For The Online version of this book, see The Song of Pelinal, Volume 6.


The Song of Pelinal, Book VI is one of the eight volumes of The Song of Pelinal.





[Editor's Note: Volumes 1-6 are taken from the so-called Reman Manuscript located in the Imperial Library. It is a transcription of older fragments collected by an unknown scholar of the early Second Era. Beyond this, little is known of the original sources of these fragments, some of which appear to be from the same period (perhaps even from the same manuscript). But, as no scholarly consensus yet exists on dating these six fragments, no opinions will be offered here.]

[And it is] said that he emerged into the world like a Padomaic, that is, borne by Sithis and all the forces of change therein. Still others, like Fifd of New Teed, say that beneath the Pelinal's star-armor was a chest that gaped open to show no heart, only a red rage shaped diamond-fashion, singing like a mindless dragon, and that this was proof that he was a myth-echo, and that where he trod were shapes of the first urging.

Pelinal cared for none of this and killed any who would speak god-logic, except for fair Perrif, who he said, "enacts, rather than talks, as language without exertion is dead witness." When those soldiers who heard him say this stared blankly, he laughed and swung his sword, running into the rain of Kyne to slaughter their Ayleid captives, screaming, "O Aka, for our shared madness I do this! I watch you watching me watching back! Umaril dares call us out, for that is how we made him!"

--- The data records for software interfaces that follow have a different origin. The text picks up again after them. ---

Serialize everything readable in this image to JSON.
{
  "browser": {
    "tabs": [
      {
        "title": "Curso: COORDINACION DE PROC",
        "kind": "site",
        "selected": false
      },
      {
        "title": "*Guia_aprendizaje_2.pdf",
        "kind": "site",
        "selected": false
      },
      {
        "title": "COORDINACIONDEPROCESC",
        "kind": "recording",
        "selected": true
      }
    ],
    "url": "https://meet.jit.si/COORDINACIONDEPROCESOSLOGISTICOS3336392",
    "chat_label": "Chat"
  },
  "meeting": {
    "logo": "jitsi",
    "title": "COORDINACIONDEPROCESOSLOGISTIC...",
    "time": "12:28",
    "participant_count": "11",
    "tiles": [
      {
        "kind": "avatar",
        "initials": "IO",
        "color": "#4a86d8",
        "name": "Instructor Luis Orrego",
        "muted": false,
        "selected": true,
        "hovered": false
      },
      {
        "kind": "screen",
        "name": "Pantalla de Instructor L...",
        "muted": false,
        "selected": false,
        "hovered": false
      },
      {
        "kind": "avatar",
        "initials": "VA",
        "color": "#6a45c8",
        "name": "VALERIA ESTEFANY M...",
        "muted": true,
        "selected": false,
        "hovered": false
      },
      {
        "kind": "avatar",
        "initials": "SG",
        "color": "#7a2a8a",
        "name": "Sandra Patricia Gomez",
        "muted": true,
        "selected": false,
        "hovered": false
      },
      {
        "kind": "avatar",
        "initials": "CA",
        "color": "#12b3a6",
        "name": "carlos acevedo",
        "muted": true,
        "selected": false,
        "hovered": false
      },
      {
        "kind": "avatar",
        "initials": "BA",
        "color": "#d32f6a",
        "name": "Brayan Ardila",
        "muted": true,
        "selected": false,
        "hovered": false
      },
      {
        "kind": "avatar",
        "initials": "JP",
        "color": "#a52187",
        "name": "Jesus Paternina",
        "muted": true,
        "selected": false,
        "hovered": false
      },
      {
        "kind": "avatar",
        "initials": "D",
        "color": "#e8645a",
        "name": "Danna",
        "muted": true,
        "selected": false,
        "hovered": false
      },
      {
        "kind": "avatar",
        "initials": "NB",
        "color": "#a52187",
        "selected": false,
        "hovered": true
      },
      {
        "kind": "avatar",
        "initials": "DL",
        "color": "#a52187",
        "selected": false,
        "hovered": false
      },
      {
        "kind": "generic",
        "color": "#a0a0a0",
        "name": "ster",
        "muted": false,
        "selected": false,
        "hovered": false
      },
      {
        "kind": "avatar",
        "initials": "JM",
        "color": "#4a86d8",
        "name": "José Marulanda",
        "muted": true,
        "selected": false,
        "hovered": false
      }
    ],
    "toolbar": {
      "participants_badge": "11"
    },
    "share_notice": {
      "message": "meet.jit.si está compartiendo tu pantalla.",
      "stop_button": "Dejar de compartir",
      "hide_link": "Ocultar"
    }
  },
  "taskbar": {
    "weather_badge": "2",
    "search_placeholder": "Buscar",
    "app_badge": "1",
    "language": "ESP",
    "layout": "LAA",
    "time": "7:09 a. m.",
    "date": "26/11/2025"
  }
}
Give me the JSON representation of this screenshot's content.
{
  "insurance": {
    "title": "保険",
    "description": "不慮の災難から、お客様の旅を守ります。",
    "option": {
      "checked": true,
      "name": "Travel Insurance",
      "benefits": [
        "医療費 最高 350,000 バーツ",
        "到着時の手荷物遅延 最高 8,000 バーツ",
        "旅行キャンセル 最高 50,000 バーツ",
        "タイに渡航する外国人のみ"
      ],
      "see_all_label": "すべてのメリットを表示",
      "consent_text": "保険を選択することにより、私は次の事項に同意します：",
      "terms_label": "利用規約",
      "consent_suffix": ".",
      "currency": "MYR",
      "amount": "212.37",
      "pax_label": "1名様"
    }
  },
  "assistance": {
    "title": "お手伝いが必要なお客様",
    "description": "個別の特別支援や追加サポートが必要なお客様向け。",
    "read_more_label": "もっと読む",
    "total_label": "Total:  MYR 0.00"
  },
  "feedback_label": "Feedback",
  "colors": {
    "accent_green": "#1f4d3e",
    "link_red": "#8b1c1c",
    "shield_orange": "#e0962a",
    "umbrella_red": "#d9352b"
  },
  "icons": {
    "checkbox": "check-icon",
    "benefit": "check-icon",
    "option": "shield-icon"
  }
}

[And it was during] these fits of anger and nonsense that Pelinal would fall into the Madness, where whole swaths of lands were devoured in divine rampage to become Void, and Alessia would have to pray to the Gods for their succor, and they would reach down as one mind and soothe the Whitestrake until he no longer had the will to kill the earth in whole. And Garid of the men-of-ge once saw such a Madness from afar and maneuvered, after it had abated, to drink together with Pelinal, and he asked what such an affliction felt like, to which Pelinal could only answer, "Like when the dream no longer needs its dreamer."